Aim of the task: Write the number of lines in the material below that contain "value", with no other words.

Record set:
===
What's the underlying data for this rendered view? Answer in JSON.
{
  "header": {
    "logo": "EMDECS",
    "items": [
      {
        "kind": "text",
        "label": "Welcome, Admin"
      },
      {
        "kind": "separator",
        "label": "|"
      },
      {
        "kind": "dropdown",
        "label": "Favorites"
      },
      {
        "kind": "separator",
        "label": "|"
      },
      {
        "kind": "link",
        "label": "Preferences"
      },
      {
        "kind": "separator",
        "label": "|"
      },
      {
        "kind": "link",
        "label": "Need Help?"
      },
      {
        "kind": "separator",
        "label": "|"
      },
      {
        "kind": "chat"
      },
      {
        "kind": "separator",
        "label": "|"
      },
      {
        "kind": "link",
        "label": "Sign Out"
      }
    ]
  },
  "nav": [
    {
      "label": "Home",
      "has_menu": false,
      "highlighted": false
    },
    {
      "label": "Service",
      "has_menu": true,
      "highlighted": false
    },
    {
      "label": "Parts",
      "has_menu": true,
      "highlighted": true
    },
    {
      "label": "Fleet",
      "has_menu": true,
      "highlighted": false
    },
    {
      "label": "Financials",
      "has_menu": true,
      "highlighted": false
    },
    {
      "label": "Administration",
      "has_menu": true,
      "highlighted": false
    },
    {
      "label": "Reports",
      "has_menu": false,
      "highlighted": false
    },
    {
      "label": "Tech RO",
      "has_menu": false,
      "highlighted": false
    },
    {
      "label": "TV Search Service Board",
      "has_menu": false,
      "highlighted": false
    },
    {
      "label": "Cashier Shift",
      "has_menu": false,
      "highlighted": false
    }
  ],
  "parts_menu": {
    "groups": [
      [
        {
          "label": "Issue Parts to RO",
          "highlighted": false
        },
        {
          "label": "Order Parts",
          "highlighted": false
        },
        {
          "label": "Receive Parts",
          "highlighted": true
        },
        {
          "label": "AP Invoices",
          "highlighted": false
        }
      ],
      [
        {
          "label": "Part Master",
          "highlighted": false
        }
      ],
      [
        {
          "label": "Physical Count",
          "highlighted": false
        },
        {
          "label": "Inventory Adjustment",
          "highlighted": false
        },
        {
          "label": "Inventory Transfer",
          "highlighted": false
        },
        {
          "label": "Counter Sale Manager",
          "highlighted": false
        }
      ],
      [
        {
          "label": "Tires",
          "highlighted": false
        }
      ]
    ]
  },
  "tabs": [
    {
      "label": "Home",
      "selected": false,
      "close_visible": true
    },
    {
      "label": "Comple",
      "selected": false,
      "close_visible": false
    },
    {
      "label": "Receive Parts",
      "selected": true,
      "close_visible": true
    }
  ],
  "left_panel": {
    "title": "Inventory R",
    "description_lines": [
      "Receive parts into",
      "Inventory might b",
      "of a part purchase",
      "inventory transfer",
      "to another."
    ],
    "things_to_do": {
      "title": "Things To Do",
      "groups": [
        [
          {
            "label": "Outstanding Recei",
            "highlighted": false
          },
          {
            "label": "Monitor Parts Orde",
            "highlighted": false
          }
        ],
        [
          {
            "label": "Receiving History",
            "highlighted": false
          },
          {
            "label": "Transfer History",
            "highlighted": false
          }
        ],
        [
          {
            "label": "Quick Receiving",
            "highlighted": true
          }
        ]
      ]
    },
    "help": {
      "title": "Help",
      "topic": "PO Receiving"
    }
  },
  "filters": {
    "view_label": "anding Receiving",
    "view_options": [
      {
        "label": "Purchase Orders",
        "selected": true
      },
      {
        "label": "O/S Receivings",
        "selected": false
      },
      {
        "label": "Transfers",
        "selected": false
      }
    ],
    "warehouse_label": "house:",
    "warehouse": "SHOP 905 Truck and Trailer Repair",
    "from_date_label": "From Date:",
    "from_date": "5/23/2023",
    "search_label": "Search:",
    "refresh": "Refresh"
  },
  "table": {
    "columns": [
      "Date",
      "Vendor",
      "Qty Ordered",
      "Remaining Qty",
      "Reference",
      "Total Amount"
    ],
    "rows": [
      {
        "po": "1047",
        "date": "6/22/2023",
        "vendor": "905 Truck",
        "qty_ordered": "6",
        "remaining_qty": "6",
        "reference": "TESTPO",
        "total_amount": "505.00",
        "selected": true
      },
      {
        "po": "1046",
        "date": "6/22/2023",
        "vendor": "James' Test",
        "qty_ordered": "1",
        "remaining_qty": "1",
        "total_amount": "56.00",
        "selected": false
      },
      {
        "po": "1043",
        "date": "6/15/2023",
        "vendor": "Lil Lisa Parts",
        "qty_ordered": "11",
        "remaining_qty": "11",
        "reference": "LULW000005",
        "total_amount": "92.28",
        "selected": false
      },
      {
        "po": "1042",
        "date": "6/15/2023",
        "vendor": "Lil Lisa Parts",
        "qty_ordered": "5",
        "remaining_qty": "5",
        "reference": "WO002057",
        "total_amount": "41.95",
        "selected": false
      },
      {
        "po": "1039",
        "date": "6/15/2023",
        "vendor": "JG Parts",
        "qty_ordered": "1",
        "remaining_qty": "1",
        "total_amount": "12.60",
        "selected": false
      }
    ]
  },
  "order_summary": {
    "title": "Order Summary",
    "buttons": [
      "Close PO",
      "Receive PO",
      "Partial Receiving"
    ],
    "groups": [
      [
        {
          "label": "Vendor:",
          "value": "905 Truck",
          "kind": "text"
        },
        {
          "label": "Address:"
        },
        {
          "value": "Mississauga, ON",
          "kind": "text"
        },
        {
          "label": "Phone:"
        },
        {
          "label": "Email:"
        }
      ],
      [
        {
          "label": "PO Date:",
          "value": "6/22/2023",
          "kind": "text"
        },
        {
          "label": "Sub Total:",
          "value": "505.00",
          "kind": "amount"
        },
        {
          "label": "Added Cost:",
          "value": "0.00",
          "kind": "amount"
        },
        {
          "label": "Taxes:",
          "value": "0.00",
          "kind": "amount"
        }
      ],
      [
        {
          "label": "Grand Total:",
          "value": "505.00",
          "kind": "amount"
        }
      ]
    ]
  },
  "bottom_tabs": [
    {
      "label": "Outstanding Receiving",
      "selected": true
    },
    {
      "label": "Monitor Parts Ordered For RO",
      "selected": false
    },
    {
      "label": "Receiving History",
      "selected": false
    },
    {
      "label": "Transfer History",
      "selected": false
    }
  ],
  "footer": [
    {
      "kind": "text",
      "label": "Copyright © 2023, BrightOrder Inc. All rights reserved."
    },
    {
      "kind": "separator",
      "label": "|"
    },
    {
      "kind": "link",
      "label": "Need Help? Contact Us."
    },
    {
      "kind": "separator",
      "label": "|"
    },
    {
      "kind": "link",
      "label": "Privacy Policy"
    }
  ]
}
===
Answer for the task: 7